o Hu, M.; Fritsch, I. “Application of Electrochemical Redox Cycling: Toward Differentiation of Dopamine and Norepinephrine”, Anal. Chem., 2016, 88 (11), pp 5574–5578, DOI: 10.1021/acs.analchem.6b00427.
o Hutcheson, J. A.; Khan, F. Z.; Powless, A. J.; Benson, D.; Hunter, C.; Fritsch, I.; Muldoon, T. J. “A light sheet confocal microscope for image cytometry with a variable linear slit detector”, Proceedings in SPIE BiOS, (pp. 97200U-97200U) International Society for Optics and Photonics, 2016.
o Khan, F. Z.; Hutcheson, J.; Hunter, C. J.; Powless, A. J. Benson, D.; Fritsch, I.*; Muldoon, T. J.* “Redox-Magnetohydrodynamically controlled fluid flow with poly(3,4-ethylenedioxythiophene) (PEDOT) coupled to an epitaxial light sheet confocal microscope for image cytometry applications”, Anal. Chem., 2018, 90(13), 7862-7870, DOI: 10.1021/acs.analchem.7b05312.
o Hähnel, V.; Khan, F. Z.; Mutschke, G.; Cierpka, C.; Uhlemann, M.; Fritsch, I. “Combining magnetic forces for contactless manipulation of fluids in microelectrode-microfluidic systems:, Scientific Reports, revised and resubmitted 2018.
· Honors & Awards
o The 1997 Society of Electroanalytical Chemistry Young Investigator Award
o American Chemical Society Chemistry Ambassador (for promoting the value of chemists and chemistry to the community)-2013, 2014, 2015

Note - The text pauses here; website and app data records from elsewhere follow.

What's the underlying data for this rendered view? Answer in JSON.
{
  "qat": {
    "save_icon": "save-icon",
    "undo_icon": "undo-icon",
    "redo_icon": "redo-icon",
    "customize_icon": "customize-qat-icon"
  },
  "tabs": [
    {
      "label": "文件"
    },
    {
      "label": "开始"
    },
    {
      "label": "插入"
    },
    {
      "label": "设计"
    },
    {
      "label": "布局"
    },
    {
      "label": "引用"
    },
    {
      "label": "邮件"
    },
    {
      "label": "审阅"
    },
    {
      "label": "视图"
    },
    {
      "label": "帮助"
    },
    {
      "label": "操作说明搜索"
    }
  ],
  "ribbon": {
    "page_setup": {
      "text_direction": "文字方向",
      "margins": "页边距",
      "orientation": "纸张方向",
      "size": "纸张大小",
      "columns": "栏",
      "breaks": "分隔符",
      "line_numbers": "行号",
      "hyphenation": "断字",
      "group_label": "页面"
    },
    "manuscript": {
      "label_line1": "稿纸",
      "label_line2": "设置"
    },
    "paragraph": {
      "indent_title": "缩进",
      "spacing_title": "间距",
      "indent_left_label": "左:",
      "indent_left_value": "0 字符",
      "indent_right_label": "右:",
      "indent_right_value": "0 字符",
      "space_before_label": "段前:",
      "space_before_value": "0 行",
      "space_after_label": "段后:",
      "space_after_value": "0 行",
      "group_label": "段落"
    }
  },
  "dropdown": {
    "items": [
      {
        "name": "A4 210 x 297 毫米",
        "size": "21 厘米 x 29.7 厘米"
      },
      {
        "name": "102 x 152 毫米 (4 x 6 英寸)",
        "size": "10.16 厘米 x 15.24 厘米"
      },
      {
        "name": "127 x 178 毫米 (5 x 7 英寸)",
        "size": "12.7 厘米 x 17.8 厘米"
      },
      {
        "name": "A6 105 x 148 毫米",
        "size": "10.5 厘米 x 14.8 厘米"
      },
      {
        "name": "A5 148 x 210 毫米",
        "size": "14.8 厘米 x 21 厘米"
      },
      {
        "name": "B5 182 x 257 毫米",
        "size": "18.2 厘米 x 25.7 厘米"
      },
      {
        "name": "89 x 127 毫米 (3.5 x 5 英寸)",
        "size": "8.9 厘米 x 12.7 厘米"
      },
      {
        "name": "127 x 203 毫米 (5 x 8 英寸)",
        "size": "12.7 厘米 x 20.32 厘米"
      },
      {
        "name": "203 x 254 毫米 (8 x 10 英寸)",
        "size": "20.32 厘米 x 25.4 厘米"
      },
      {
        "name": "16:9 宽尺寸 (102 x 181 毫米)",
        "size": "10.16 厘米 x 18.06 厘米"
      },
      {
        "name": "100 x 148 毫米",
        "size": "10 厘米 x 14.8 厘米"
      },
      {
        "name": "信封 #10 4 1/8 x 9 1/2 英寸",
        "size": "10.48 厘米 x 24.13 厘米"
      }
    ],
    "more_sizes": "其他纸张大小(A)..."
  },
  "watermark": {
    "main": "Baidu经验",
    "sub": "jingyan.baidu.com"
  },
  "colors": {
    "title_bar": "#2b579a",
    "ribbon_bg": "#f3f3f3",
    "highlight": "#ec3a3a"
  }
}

o Fellow of the National Academy of Inventors (2014)
o University of Arkansas Golden Tusk Award (2015)
o Fellow of the American Association for the Advancement of Science (2015)
o University of Arkansas Alumni Distinguished Faculty Award in Research (2016)